For some reason, Yamaha’s earlier machines don’t get the same name recognition as vintage Hondas (with the possible exception of the XS650 line). That doesn’t mean they weren’t important in the history of motorcycling, though, and it doesn’t mean they’re undesirable. Just the opposite, in fact. Because there’s less hype over vintage Yamahammers, you might actually find a good deal on one.
Need proof? Check out this 1970 Yamaha HS1, for sale in New Hampshire. This two-smoker was built with a 90cc engine to get around the Japanese domestic market’s 100cc restrictions, or so the rumor goes. That might have endeared it to buyers in its home country, but in power-mad North America, a 90cc wasn’t the stuff of dreams for most riders. As a result, while Honda’s CB750 went down in legend as the world’s first Japanese superbike, this HS1 spent its days as part of a dealership collection.
The tiny, mighty HS1 is powered by an air-cooled, 90cc, two-stroke parallel twin that breathes in through a pair of the smallest carburetors you’ve ever seen and out through a two-into-two exhaust. The engine is mated to a five-speed trans that delivers power to the rear wheel via a chain final drive. The suspension is pretty standard—forks at the front and two shocks aft—and the brakes are drums front and rear. This bike’s ad claims the machine was rated for 10 horsepower—not that you’re going to be buying this for drag strip runs or highway commuting.
This particular example does appear to have lived an easy life, and it seems the dealership did a basic freshening-up before it went on the market.

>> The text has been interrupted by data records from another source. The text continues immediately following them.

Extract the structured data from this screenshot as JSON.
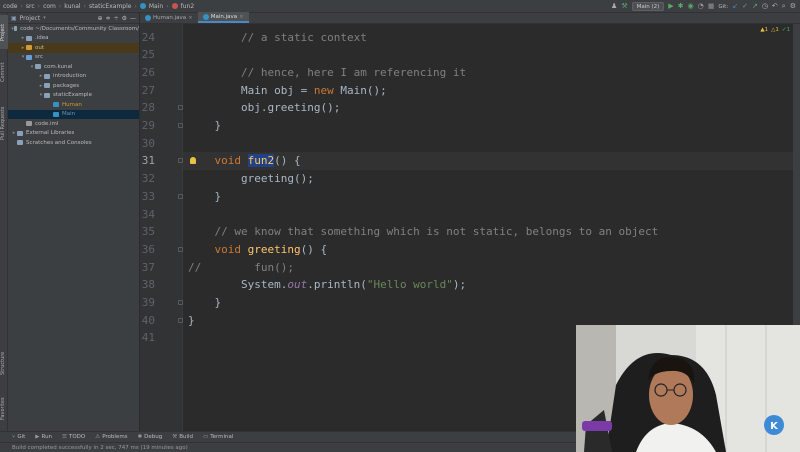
{
  "breadcrumb": [
    "code",
    "src",
    "com",
    "kunal",
    "staticExample",
    "Main",
    "fun2"
  ],
  "run_config": "Main (2)",
  "git_label": "Git:",
  "project_panel": {
    "title": "Project",
    "tree": [
      {
        "label": "code  ~/Documents/Community Classroom/",
        "indent": 0,
        "arrow": "▾",
        "color": "#8aa0b8"
      },
      {
        "label": ".idea",
        "indent": 1,
        "arrow": "▸",
        "color": "#8aa0b8"
      },
      {
        "label": "out",
        "indent": 1,
        "arrow": "▸",
        "color": "#d19a3a",
        "state": "excluded"
      },
      {
        "label": "src",
        "indent": 1,
        "arrow": "▾",
        "color": "#6a9fd4"
      },
      {
        "label": "com.kunal",
        "indent": 2,
        "arrow": "▾",
        "color": "#8aa0b8"
      },
      {
        "label": "introduction",
        "indent": 3,
        "arrow": "▸",
        "color": "#8aa0b8"
      },
      {
        "label": "packages",
        "indent": 3,
        "arrow": "▸",
        "color": "#8aa0b8"
      },
      {
        "label": "staticExample",
        "indent": 3,
        "arrow": "▾",
        "color": "#8aa0b8"
      },
      {
        "label": "Human",
        "indent": 4,
        "arrow": "",
        "color": "#3592c4",
        "text_color": "#d19a3a"
      },
      {
        "label": "Main",
        "indent": 4,
        "arrow": "",
        "color": "#3592c4",
        "text_color": "#6897bb",
        "state": "selected"
      },
      {
        "label": "code.iml",
        "indent": 1,
        "arrow": "",
        "color": "#999999"
      },
      {
        "label": "External Libraries",
        "indent": 0,
        "arrow": "▸",
        "color": "#8aa0b8"
      },
      {
        "label": "Scratches and Consoles",
        "indent": 0,
        "arrow": "",
        "color": "#8aa0b8"
      }
    ]
  },
  "left_tabs": {
    "project": "Project",
    "commit": "Commit",
    "pull_requests": "Pull Requests",
    "structure": "Structure",
    "favorites": "Favorites"
  },
  "editor_tabs": [
    {
      "label": "Human.java",
      "active": false
    },
    {
      "label": "Main.java",
      "active": true
    }
  ],
  "inspections": {
    "warnings": "▲1",
    "info": "△1",
    "typos": "✓1"
  },
  "code_lines": [
    {
      "num": "24",
      "html": "        <span class='cm'>// a static context</span>"
    },
    {
      "num": "25",
      "html": ""
    },
    {
      "num": "26",
      "html": "        <span class='cm'>// hence, here I am referencing it</span>"
    },
    {
      "num": "27",
      "html": "        Main obj = <span class='kw'>new</span> Main();"
    },
    {
      "num": "28",
      "html": "        obj.greeting();"
    },
    {
      "num": "29",
      "html": "    }"
    },
    {
      "num": "30",
      "html": ""
    },
    {
      "num": "31",
      "html": "    <span class='kw'>void</span> <span class='sel'>fun2</span>() {",
      "current": true
    },
    {
      "num": "32",
      "html": "        greeting();"
    },
    {
      "num": "33",
      "html": "    }"
    },
    {
      "num": "34",
      "html": ""
    },
    {
      "num": "35",
      "html": "    <span class='cm'>// we know that something which is not static, belongs to an object</span>"
    },
    {
      "num": "36",
      "html": "    <span class='kw'>void</span> <span class='fn'>greeting</span>() {"
    },
    {
      "num": "37",
      "html": "<span class='cm'>//        fun();</span>"
    },
    {
      "num": "38",
      "html": "        System.<span class='it'>out</span>.println(<span class='st'>\"Hello world\"</span>);"
    },
    {
      "num": "39",
      "html": "    }"
    },
    {
      "num": "40",
      "html": "}"
    },
    {
      "num": "41",
      "html": ""
    }
  ],
  "bottom_tools": [
    "Git",
    "Run",
    "TODO",
    "Problems",
    "Debug",
    "Build",
    "Terminal"
  ],
  "status_text": "Build completed successfully in 2 sec, 747 ms (19 minutes ago)",
  "colors": {
    "accent": "#4a88c7",
    "keyword": "#cc7832",
    "function": "#ffc66d",
    "comment": "#808080",
    "string": "#6a8759"
  }
}
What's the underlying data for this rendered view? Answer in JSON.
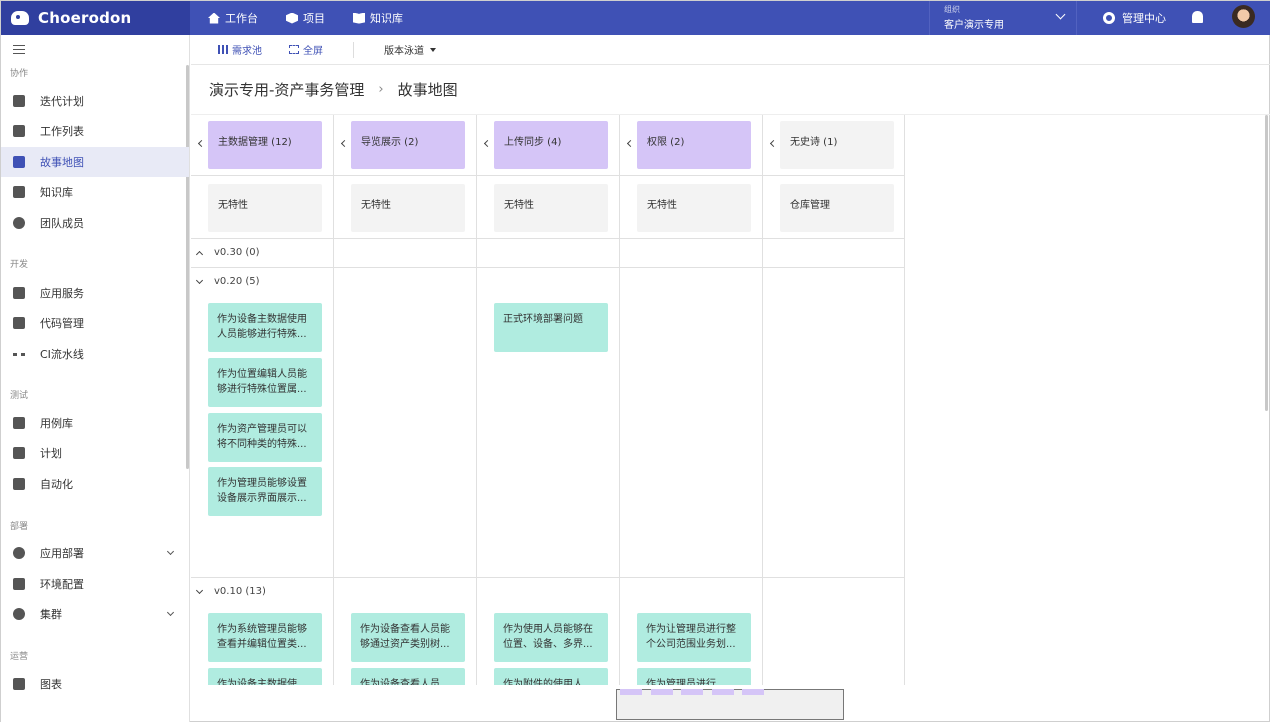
{
  "app": {
    "name": "Choerodon"
  },
  "topnav": [
    {
      "label": "工作台",
      "icon": "home-icon"
    },
    {
      "label": "项目",
      "icon": "cube-icon"
    },
    {
      "label": "知识库",
      "icon": "book-icon"
    }
  ],
  "org": {
    "label": "组织",
    "name": "客户演示专用"
  },
  "mgmt": {
    "label": "管理中心"
  },
  "sidebar": {
    "groups": [
      {
        "title": "协作",
        "items": [
          {
            "label": "迭代计划"
          },
          {
            "label": "工作列表"
          },
          {
            "label": "故事地图",
            "active": true
          },
          {
            "label": "知识库"
          },
          {
            "label": "团队成员"
          }
        ]
      },
      {
        "title": "开发",
        "items": [
          {
            "label": "应用服务"
          },
          {
            "label": "代码管理"
          },
          {
            "label": "CI流水线"
          }
        ]
      },
      {
        "title": "测试",
        "items": [
          {
            "label": "用例库"
          },
          {
            "label": "计划"
          },
          {
            "label": "自动化"
          }
        ]
      },
      {
        "title": "部署",
        "items": [
          {
            "label": "应用部署"
          },
          {
            "label": "环境配置"
          },
          {
            "label": "集群"
          }
        ]
      },
      {
        "title": "运营",
        "items": [
          {
            "label": "图表"
          }
        ]
      }
    ]
  },
  "toolbar": {
    "demand_pool": "需求池",
    "fullscreen": "全屏",
    "swimlane": "版本泳道"
  },
  "breadcrumb": {
    "project": "演示专用-资产事务管理",
    "page": "故事地图"
  },
  "epics": [
    {
      "label": "主数据管理 (12)",
      "color": "#d5c5f7"
    },
    {
      "label": "导览展示 (2)",
      "color": "#d5c5f7"
    },
    {
      "label": "上传同步 (4)",
      "color": "#d5c5f7"
    },
    {
      "label": "权限 (2)",
      "color": "#d5c5f7"
    },
    {
      "label": "无史诗 (1)",
      "color": "#f3f3f3"
    }
  ],
  "features": [
    "无特性",
    "无特性",
    "无特性",
    "无特性",
    "仓库管理"
  ],
  "releases": [
    {
      "label": "v0.30 (0)"
    },
    {
      "label": "v0.20 (5)"
    },
    {
      "label": "v0.10 (13)"
    }
  ],
  "stories": {
    "v020": {
      "col0": [
        "作为设备主数据使用人员能够进行特殊...",
        "作为位置编辑人员能够进行特殊位置属...",
        "作为资产管理员可以将不同种类的特殊...",
        "作为管理员能够设置设备展示界面展示..."
      ],
      "col2": [
        "正式环境部署问题"
      ]
    },
    "v010": {
      "col0": [
        "作为系统管理员能够查看并编辑位置类...",
        "作为设备主数据使用..."
      ],
      "col1": [
        "作为设备查看人员能够通过资产类别树...",
        "作为设备查看人员能..."
      ],
      "col2": [
        "作为使用人员能够在位置、设备、多界...",
        "作为附件的使用人员..."
      ],
      "col3": [
        "作为让管理员进行整个公司范围业务划...",
        "作为管理员进行...."
      ]
    }
  }
}
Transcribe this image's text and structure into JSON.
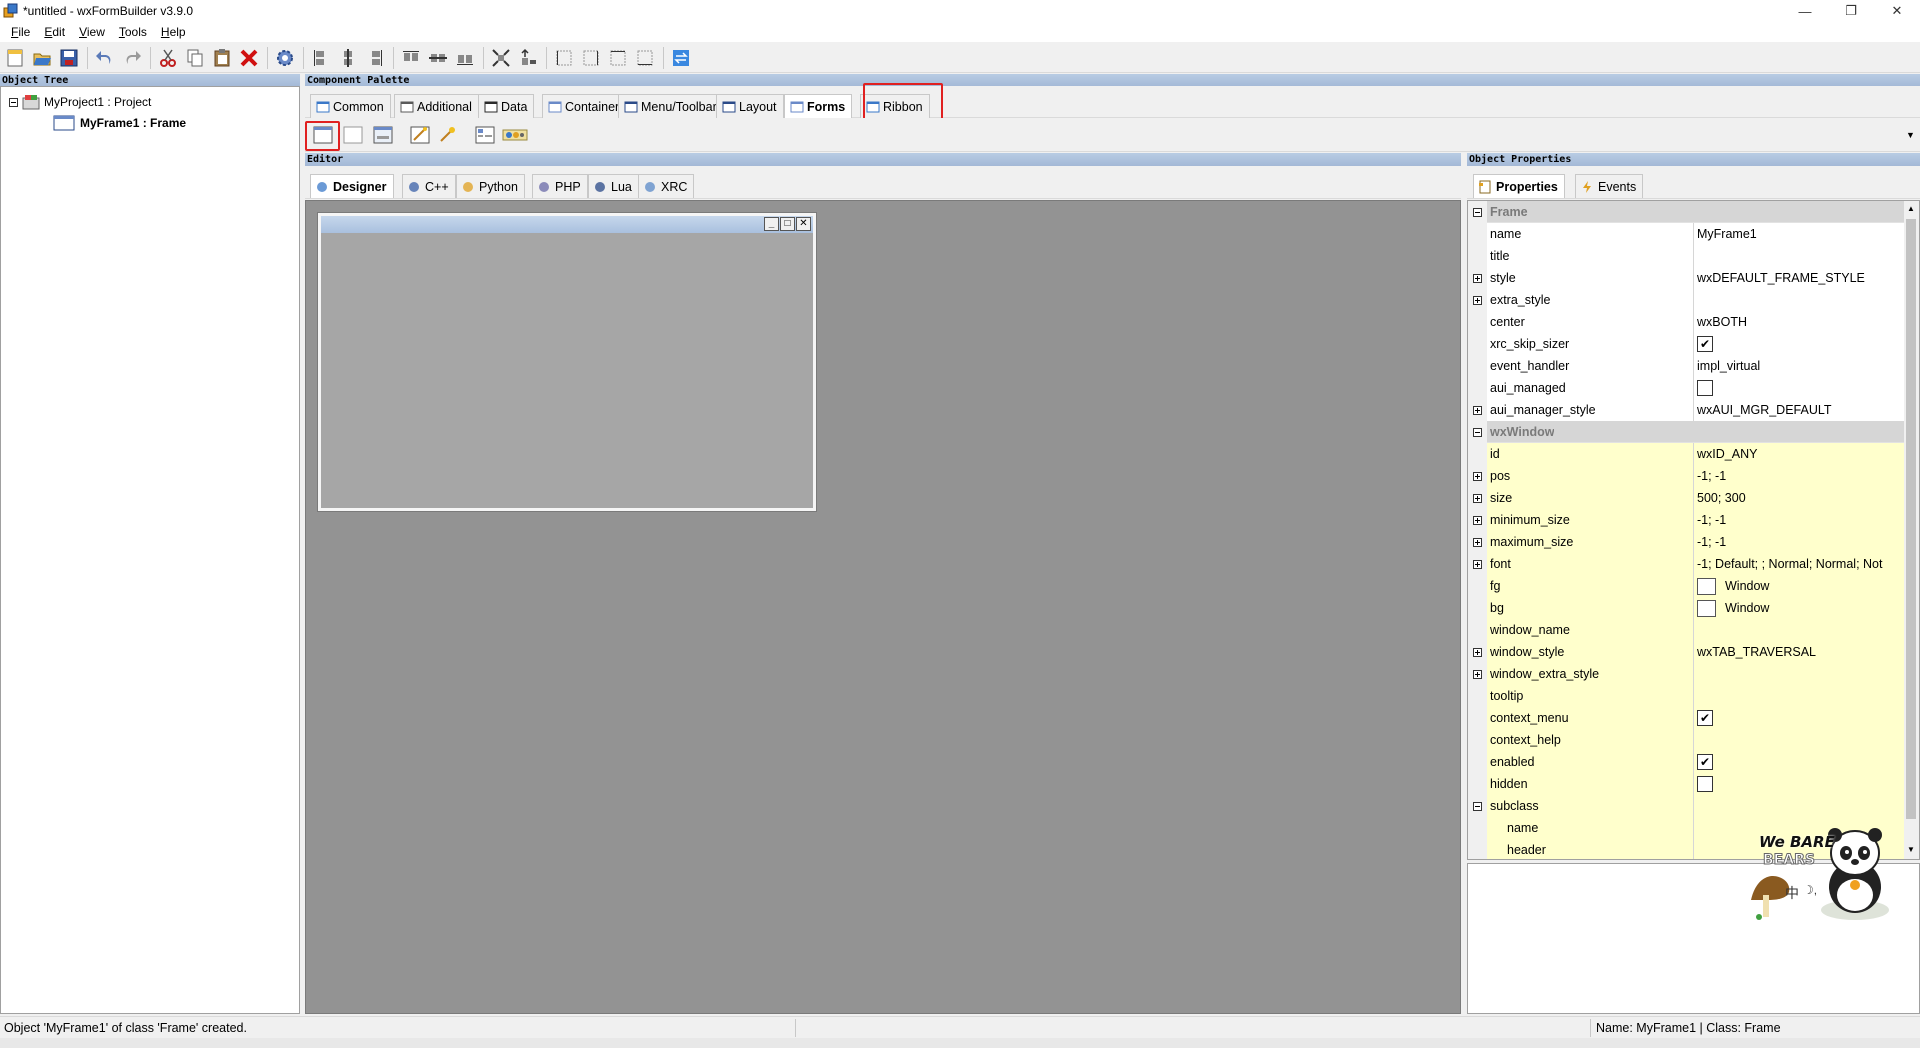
{
  "window": {
    "title": "*untitled - wxFormBuilder v3.9.0",
    "minimize": "—",
    "maximize": "❐",
    "close": "✕"
  },
  "menu": [
    {
      "accel": "F",
      "rest": "ile"
    },
    {
      "accel": "E",
      "rest": "dit"
    },
    {
      "accel": "V",
      "rest": "iew"
    },
    {
      "accel": "T",
      "rest": "ools"
    },
    {
      "accel": "H",
      "rest": "elp"
    }
  ],
  "panes": {
    "object_tree": "Object Tree",
    "component_palette": "Component Palette",
    "editor": "Editor",
    "object_properties": "Object Properties"
  },
  "tree": {
    "project": "MyProject1 : Project",
    "frame": "MyFrame1 : Frame"
  },
  "palette_tabs": [
    "Common",
    "Additional",
    "Data",
    "Containers",
    "Menu/Toolbar",
    "Layout",
    "Forms",
    "Ribbon"
  ],
  "palette_active": "Forms",
  "editor_tabs": [
    "Designer",
    "C++",
    "Python",
    "PHP",
    "Lua",
    "XRC"
  ],
  "editor_active": "Designer",
  "prop_tabs": [
    "Properties",
    "Events"
  ],
  "properties": {
    "frame_category": "Frame",
    "frame": [
      {
        "name": "name",
        "value": "MyFrame1",
        "expander": "none"
      },
      {
        "name": "title",
        "value": "",
        "expander": "none"
      },
      {
        "name": "style",
        "value": "wxDEFAULT_FRAME_STYLE",
        "expander": "plus"
      },
      {
        "name": "extra_style",
        "value": "",
        "expander": "plus"
      },
      {
        "name": "center",
        "value": "wxBOTH",
        "expander": "none"
      },
      {
        "name": "xrc_skip_sizer",
        "value": "",
        "expander": "none",
        "check": true
      },
      {
        "name": "event_handler",
        "value": "impl_virtual",
        "expander": "none"
      },
      {
        "name": "aui_managed",
        "value": "",
        "expander": "none",
        "check": false
      },
      {
        "name": "aui_manager_style",
        "value": "wxAUI_MGR_DEFAULT",
        "expander": "plus"
      }
    ],
    "window_category": "wxWindow",
    "window": [
      {
        "name": "id",
        "value": "wxID_ANY",
        "expander": "none"
      },
      {
        "name": "pos",
        "value": "-1; -1",
        "expander": "plus"
      },
      {
        "name": "size",
        "value": "500; 300",
        "expander": "plus"
      },
      {
        "name": "minimum_size",
        "value": "-1; -1",
        "expander": "plus"
      },
      {
        "name": "maximum_size",
        "value": "-1; -1",
        "expander": "plus"
      },
      {
        "name": "font",
        "value": "-1; Default; ; Normal; Normal; Not",
        "expander": "plus"
      },
      {
        "name": "fg",
        "value": "Window",
        "expander": "none",
        "color": true
      },
      {
        "name": "bg",
        "value": "Window",
        "expander": "none",
        "color": true
      },
      {
        "name": "window_name",
        "value": "",
        "expander": "none"
      },
      {
        "name": "window_style",
        "value": "wxTAB_TRAVERSAL",
        "expander": "plus"
      },
      {
        "name": "window_extra_style",
        "value": "",
        "expander": "plus"
      },
      {
        "name": "tooltip",
        "value": "",
        "expander": "none"
      },
      {
        "name": "context_menu",
        "value": "",
        "expander": "none",
        "check": true
      },
      {
        "name": "context_help",
        "value": "",
        "expander": "none"
      },
      {
        "name": "enabled",
        "value": "",
        "expander": "none",
        "check": true
      },
      {
        "name": "hidden",
        "value": "",
        "expander": "none",
        "check": false
      },
      {
        "name": "subclass",
        "value": "",
        "expander": "minus"
      },
      {
        "name": "name",
        "value": "",
        "expander": "none",
        "indent": true
      },
      {
        "name": "header",
        "value": "",
        "expander": "none",
        "indent": true
      }
    ]
  },
  "status": {
    "left": "Object 'MyFrame1' of class 'Frame' created.",
    "right": "Name: MyFrame1 | Class: Frame"
  },
  "sticker": {
    "line1": "We BARE",
    "line2": "BEARS",
    "badge": "中",
    "badge2": "☽,"
  },
  "colors": {
    "highlight": "#e02020",
    "window_prop_bg": "#ffffcc",
    "canvas": "#939393"
  }
}
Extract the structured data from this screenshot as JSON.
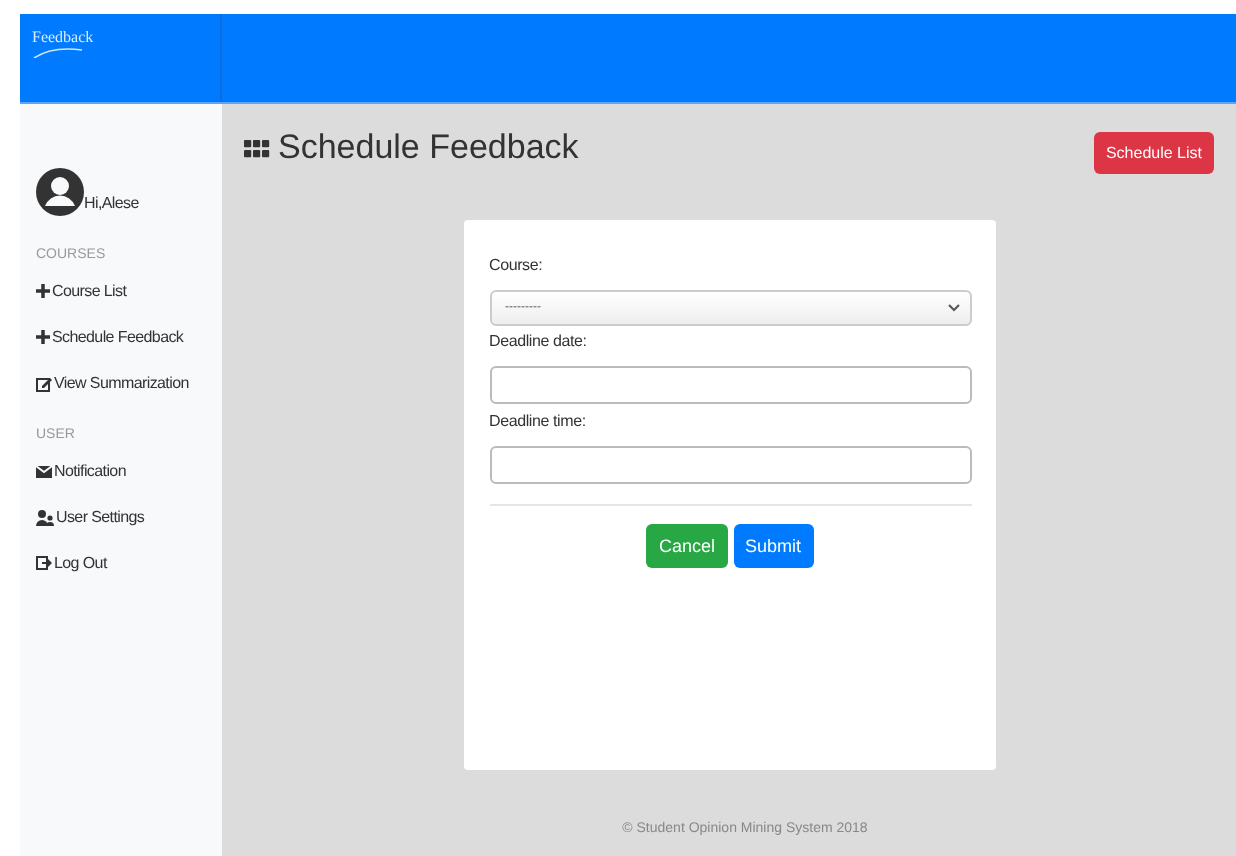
{
  "brand": "Feedback",
  "user": {
    "greeting": "Hi,Alese"
  },
  "sidebar": {
    "sections": [
      {
        "heading": "COURSES",
        "items": [
          {
            "label": "Course List"
          },
          {
            "label": "Schedule Feedback"
          },
          {
            "label": "View Summarization"
          }
        ]
      },
      {
        "heading": "USER",
        "items": [
          {
            "label": "Notification"
          },
          {
            "label": "User Settings"
          },
          {
            "label": "Log Out"
          }
        ]
      }
    ]
  },
  "page": {
    "title": "Schedule Feedback",
    "action": "Schedule List"
  },
  "form": {
    "fields": [
      {
        "kind": "select",
        "label": "Course:",
        "value": "---------"
      },
      {
        "kind": "text",
        "label": "Deadline date:"
      },
      {
        "kind": "text",
        "label": "Deadline time:"
      }
    ],
    "buttons": [
      {
        "kind": "cancel",
        "label": "Cancel"
      },
      {
        "kind": "submit",
        "label": "Submit"
      }
    ]
  },
  "footer": "© Student Opinion Mining System 2018"
}
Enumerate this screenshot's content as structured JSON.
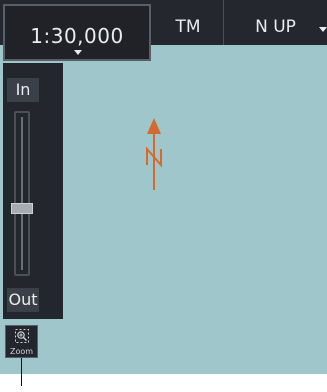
{
  "toolbar": {
    "scale_value": "1:30,000",
    "tm_label": "TM",
    "orientation_label": "N UP"
  },
  "zoom": {
    "in_label": "In",
    "out_label": "Out",
    "tool_label": "Zoom",
    "slider_level_fraction": 0.6
  },
  "icons": {
    "scale_dropdown": "chevron-down-icon",
    "orientation_dropdown": "chevron-down-icon",
    "zoom_tool": "magnifier-plus-icon",
    "north": "north-arrow-icon"
  },
  "colors": {
    "map_background": "#9fc6ca",
    "panel_background": "#23262c",
    "north_arrow": "#d46a2e"
  }
}
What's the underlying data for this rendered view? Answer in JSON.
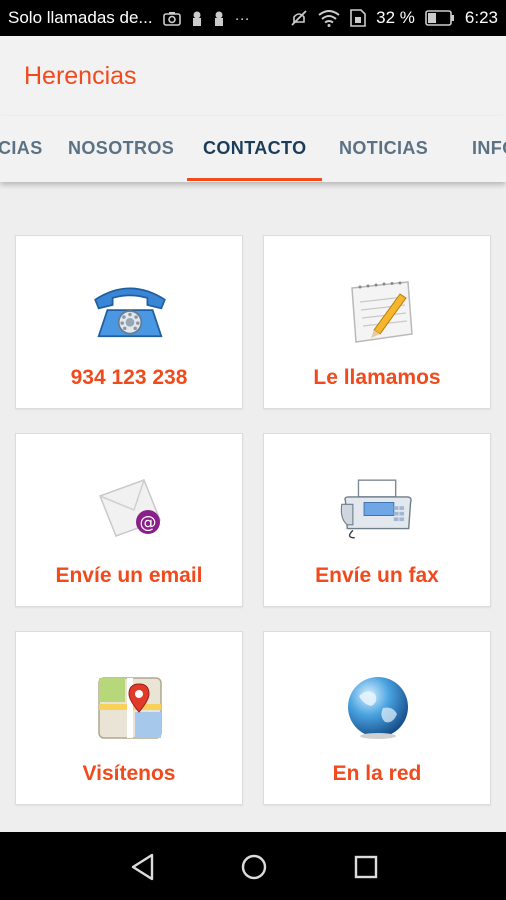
{
  "status_bar": {
    "carrier_text": "Solo llamadas de...",
    "battery_percent": "32 %",
    "time": "6:23",
    "icons": [
      "camera-icon",
      "lock-icon",
      "lock-icon",
      "more-icon",
      "mute-icon",
      "wifi-icon",
      "sim-icon",
      "battery-icon"
    ]
  },
  "app_bar": {
    "title": "Herencias"
  },
  "tabs": [
    {
      "label": "CIAS"
    },
    {
      "label": "NOSOTROS"
    },
    {
      "label": "CONTACTO",
      "active": true
    },
    {
      "label": "NOTICIAS"
    },
    {
      "label": "INFO"
    }
  ],
  "cards": [
    {
      "label": "934 123 238",
      "icon": "telephone-icon"
    },
    {
      "label": "Le llamamos",
      "icon": "notepad-pencil-icon"
    },
    {
      "label": "Envíe un email",
      "icon": "email-envelope-icon"
    },
    {
      "label": "Envíe un fax",
      "icon": "fax-machine-icon"
    },
    {
      "label": "Visítenos",
      "icon": "map-pin-icon"
    },
    {
      "label": "En la red",
      "icon": "globe-icon"
    }
  ],
  "colors": {
    "accent": "#f04a1d",
    "tab_active": "#1c3d5a",
    "tab_inactive": "#5b7184"
  },
  "nav_bar": {
    "buttons": [
      "back-icon",
      "home-icon",
      "recents-icon"
    ]
  }
}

The ad says the carbs were cleaned, and the intake and breather hoses replaced. The odometer only shows 3,000 miles; visually, it’s obvious the bike has been used, but it appears to have been well taken care of. The ad also says the current seller, who bought it from the dealership collection, has ridden it, so it should be in running order, more or less.
Best of all? The price is $1,000 at the time of posting. No doubt it’ll rise in the days ahead, but this is a vintage machine, in good condition, that almost anyone can afford. The classic motorcycle scene has seen quick rises in pricing lately, but for now, a clean machine like this is still within most riders’ reach.